Fruit Quality and Uses

Feijoa has a distinct, strong fruity flavor and aroma reminiscent of pineapple mixed with the presence of other fruity, sweet-sour notes. The major volatile compounds are methyl and ethyl benzoate, octan-3-one, and linalool, which represent approximately 90% of the aromatics. The fruits are unusually high in iodine (2.0–4.0 mg/kg).

Fruits have been described as fragile with bruising common, and some varieties (e.g., ‘Mammoth’) have been shown to be hollow and pulpless from self-pollination. ‘Nazemetz’ internal fruit flesh is reported to be nonbrowning upon exposure to air, which may be an attractive trait for consumer acceptance and fresh-fruit consumption.

Some uses of feijoa fruit in Brazil are fresh, as a dessert fruit, and canned or jellied. Fruit are eaten fresh by cutting in half and scooping out the inside, similar to a kiwifruit. It is also used in making medicinal products, juice and alcoholic drinks, and candy. The pulp can be a substitute in a recipe calling for banana or apple.


Feijoa is not invasive in Florida, according to the federal and state Noxious Weed Lists. Also, it is not a problem species according to the UF/IFAS Assessment of the Status of Non-Native Plants in Florida's Natural Areas (UF/IFAS 2018), because it has not been found in undisturbed areas.


Feijoa has seen sporadic enthusiastic adoption as a relatively disease-free, low-maintenance, tasty fruit. However, unpredictable problems with pollination, lack of uniformity in fruit size, and other horticultural problems make feijoa more appropriate for small-size cultivation targeting specialty markets. Efforts in genetic improvement may standardize fruit quality and tree productivity.


California Rare Fruit Growers. n.d. “Feijoa.” Accessed 6/25/21.

Dirr, M. A., and C. W. Heuser Jr. 2012. The Reference Manual of Woody Plant Propagation: From Seed to Tissue Culture. 2nd ed. Portland: Timber.

Jackson, D., N. E. Looney, and M. Morley-Bunker (Eds.). 2011. Temperate and Subtropical Fruit Production. CABI.

Morton, J. F. 1987. Fruits of Warm Climates. Miami: JF Morton.

Ramírez, F., and J. Kallarackal. 2017. “Feijoa [Acca sellowiana (O. Berg) Burret] Pollination: A Review.” Scientia Horticulturae 226:333–341.

Sharpe, R. H., W. Sherman, and E. P. Miller. 1994. “Feijoa History and Improvement.” Proceedings of the Florida State Horticultural Society 106:134–138.

Stewart, A. M., and J. L. Craig. 1989. “Factors Affecting Pollinator Effectiveness in Feijoa sellowiana.” New Zealand Journal of Crop and Horticultural Science 17 (2): 145–154.

Waimea Nurseries. n.d. “Feijoa Varieties for Fruit Growers.” Accessed 7/3/2021.

Peer Reviewed

Publication #HS1424

Date: 12/1/2021

Fact Sheet

About this Publication

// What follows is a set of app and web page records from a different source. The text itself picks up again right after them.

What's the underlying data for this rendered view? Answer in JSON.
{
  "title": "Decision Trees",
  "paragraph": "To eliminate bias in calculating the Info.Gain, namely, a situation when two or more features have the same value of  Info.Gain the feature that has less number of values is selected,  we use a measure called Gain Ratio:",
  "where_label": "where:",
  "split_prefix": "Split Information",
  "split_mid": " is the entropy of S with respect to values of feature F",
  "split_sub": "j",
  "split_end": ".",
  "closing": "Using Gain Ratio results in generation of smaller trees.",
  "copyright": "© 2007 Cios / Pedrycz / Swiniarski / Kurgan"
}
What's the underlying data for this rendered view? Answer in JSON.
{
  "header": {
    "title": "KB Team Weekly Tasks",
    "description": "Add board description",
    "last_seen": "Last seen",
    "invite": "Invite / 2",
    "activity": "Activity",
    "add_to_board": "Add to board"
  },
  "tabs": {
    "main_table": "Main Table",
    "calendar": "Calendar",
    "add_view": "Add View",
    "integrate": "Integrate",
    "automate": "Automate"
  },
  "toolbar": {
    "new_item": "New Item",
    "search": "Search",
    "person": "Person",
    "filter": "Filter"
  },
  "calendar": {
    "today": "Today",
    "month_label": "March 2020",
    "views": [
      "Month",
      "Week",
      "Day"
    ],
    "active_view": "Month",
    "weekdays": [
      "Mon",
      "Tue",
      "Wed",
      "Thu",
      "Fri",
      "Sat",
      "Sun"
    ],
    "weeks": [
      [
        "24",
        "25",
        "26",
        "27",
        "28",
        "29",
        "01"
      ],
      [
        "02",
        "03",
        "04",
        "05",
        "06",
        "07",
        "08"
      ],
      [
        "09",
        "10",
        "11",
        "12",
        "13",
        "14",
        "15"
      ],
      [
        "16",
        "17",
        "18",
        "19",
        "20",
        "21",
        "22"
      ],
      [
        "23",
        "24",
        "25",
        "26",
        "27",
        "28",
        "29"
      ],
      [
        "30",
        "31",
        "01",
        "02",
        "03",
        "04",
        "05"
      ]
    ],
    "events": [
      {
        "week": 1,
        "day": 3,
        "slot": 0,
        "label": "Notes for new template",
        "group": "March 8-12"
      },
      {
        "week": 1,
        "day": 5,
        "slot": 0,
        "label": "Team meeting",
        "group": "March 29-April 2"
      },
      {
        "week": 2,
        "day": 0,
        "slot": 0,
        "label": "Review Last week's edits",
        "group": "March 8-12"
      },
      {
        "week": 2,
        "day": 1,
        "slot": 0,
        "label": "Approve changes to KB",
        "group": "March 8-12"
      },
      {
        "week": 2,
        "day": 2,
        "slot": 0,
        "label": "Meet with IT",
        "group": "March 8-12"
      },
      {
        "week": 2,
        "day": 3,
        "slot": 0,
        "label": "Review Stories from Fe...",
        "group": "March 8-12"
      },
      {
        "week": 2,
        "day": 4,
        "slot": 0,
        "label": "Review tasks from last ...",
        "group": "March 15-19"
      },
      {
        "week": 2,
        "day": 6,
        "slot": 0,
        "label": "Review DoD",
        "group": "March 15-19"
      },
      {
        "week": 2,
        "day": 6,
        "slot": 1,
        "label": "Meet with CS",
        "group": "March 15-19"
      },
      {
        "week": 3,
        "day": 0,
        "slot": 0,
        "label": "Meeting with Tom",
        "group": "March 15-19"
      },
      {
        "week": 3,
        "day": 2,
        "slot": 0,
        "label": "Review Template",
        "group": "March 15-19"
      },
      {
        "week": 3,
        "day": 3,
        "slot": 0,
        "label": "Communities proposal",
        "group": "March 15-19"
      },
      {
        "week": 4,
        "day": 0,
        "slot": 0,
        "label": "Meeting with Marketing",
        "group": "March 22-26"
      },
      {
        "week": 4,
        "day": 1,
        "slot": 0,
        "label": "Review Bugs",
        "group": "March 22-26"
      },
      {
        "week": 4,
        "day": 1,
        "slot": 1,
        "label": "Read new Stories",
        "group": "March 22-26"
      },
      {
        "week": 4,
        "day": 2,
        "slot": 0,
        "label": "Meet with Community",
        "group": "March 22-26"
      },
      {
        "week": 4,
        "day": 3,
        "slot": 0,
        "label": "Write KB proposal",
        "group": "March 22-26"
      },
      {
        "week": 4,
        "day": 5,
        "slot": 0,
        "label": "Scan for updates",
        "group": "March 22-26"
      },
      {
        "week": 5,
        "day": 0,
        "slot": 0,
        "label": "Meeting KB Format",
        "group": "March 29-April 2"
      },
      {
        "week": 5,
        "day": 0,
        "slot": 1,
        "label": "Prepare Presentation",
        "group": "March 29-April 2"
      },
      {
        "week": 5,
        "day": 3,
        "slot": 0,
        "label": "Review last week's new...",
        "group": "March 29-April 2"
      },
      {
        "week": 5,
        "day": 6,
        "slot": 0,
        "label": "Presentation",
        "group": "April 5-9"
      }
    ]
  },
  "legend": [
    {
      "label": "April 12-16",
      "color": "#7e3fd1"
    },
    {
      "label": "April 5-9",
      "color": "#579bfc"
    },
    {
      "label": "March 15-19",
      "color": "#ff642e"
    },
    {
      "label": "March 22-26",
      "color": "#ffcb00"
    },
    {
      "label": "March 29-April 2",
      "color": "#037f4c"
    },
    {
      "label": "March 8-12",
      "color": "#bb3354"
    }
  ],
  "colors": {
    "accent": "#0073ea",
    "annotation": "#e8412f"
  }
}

This publication is HS1424, one of a series of the Horticultural Sciences Department, UF/IFAS Extension. Original publication date December 2021. Visit the EDIS website at for the currently supported version of this publication.

About the Authors

Kevin Folta, professor; Dustin Huff, biological scientist; and Ali Sarkhosh, assistant professor and Extension specialist; Horticultural Sciences Department, UF/IFAS Extension, Gainesville, FL 32611.


  • Kevin Folta